• **Input material**:
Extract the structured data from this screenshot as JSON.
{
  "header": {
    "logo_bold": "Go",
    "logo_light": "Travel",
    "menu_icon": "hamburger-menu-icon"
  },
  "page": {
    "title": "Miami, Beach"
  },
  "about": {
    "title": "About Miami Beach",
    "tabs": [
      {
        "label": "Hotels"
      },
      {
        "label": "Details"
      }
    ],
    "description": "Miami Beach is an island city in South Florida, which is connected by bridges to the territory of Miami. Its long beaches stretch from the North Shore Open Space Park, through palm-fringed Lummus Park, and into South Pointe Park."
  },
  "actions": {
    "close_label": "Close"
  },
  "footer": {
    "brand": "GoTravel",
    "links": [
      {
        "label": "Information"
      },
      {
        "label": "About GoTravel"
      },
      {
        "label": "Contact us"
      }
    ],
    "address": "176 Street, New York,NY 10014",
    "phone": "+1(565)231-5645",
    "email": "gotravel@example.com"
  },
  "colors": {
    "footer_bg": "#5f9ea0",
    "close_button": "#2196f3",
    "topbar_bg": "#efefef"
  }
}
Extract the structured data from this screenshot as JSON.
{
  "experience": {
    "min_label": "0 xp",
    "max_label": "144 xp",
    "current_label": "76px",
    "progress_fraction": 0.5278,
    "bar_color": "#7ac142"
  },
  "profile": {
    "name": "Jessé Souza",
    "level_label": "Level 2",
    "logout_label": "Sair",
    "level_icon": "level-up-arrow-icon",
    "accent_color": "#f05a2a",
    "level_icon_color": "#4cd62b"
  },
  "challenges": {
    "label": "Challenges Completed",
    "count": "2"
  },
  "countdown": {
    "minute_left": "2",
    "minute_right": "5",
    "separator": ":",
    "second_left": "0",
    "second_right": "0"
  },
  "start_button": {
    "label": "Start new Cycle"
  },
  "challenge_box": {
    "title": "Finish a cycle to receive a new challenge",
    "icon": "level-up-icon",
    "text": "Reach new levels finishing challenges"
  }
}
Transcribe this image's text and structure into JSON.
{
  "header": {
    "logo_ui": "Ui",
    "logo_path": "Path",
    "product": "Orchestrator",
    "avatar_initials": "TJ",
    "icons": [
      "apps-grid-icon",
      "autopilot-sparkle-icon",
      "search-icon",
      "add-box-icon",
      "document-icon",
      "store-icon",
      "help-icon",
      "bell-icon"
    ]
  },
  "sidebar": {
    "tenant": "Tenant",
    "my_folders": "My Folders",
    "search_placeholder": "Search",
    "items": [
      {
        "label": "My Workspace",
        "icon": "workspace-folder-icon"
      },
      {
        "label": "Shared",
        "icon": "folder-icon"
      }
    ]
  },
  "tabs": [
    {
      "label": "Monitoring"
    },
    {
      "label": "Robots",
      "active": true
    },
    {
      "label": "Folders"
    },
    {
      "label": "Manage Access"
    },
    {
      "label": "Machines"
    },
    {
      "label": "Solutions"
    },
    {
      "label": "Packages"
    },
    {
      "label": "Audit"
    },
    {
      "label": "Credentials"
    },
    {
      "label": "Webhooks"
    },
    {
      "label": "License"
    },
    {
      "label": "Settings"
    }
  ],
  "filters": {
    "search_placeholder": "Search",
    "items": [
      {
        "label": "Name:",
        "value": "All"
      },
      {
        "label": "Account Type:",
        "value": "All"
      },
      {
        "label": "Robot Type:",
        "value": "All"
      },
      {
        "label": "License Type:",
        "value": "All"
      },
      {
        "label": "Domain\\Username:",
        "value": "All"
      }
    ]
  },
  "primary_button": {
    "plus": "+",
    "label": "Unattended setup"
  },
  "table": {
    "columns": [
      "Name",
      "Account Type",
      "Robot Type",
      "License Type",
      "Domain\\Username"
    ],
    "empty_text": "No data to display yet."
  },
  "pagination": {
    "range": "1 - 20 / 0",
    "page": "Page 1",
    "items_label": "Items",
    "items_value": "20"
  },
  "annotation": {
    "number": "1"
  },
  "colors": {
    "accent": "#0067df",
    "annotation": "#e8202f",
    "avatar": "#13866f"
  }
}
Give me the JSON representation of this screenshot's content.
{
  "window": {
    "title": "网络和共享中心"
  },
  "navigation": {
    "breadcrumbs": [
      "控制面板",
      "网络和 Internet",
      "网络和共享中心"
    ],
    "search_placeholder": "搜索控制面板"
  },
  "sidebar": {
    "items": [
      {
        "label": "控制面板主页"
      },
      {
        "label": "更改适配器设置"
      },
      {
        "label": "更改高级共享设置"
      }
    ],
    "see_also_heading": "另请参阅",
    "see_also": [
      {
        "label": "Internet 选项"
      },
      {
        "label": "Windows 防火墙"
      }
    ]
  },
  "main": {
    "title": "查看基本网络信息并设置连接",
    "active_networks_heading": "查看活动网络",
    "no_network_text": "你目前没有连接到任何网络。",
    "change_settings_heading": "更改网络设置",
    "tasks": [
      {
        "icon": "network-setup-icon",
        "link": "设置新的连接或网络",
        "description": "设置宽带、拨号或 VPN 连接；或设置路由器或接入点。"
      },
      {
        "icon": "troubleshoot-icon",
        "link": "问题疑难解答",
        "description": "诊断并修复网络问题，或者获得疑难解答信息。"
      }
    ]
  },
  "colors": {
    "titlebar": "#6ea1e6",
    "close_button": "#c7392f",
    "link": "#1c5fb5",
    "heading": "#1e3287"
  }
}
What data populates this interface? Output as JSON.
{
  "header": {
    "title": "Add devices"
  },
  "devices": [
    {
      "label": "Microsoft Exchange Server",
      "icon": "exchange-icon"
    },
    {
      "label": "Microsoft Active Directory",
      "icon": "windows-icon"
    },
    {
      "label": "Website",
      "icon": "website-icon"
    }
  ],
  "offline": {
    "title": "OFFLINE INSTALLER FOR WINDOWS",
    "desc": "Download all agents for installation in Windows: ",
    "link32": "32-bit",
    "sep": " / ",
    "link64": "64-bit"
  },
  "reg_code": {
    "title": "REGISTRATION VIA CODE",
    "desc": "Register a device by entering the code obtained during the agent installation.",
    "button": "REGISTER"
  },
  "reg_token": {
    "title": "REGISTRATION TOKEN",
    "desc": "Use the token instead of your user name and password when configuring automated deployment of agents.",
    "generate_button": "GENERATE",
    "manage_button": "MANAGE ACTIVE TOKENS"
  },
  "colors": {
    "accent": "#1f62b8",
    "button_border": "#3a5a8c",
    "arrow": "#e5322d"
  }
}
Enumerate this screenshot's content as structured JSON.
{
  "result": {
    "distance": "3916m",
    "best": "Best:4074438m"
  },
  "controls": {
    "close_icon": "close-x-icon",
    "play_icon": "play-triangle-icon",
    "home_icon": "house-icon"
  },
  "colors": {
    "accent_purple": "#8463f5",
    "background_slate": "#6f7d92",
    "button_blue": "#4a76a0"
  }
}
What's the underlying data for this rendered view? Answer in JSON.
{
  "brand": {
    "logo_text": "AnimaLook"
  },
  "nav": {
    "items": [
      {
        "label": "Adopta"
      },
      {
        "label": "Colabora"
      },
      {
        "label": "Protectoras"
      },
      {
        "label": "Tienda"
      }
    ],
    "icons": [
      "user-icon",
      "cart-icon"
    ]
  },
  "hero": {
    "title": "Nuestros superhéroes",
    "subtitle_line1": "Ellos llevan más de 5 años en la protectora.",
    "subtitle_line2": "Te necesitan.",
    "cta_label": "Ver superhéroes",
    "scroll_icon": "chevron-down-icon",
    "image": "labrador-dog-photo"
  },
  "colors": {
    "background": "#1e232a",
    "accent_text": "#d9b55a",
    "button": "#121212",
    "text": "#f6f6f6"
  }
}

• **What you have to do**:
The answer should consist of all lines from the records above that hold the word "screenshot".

• **Task answer**:
Extract the structured data from this screenshot as JSON.
Extract the structured data from this screenshot as JSON.
Give me the JSON representation of this screenshot's content.
Enumerate this screenshot's content as structured JSON.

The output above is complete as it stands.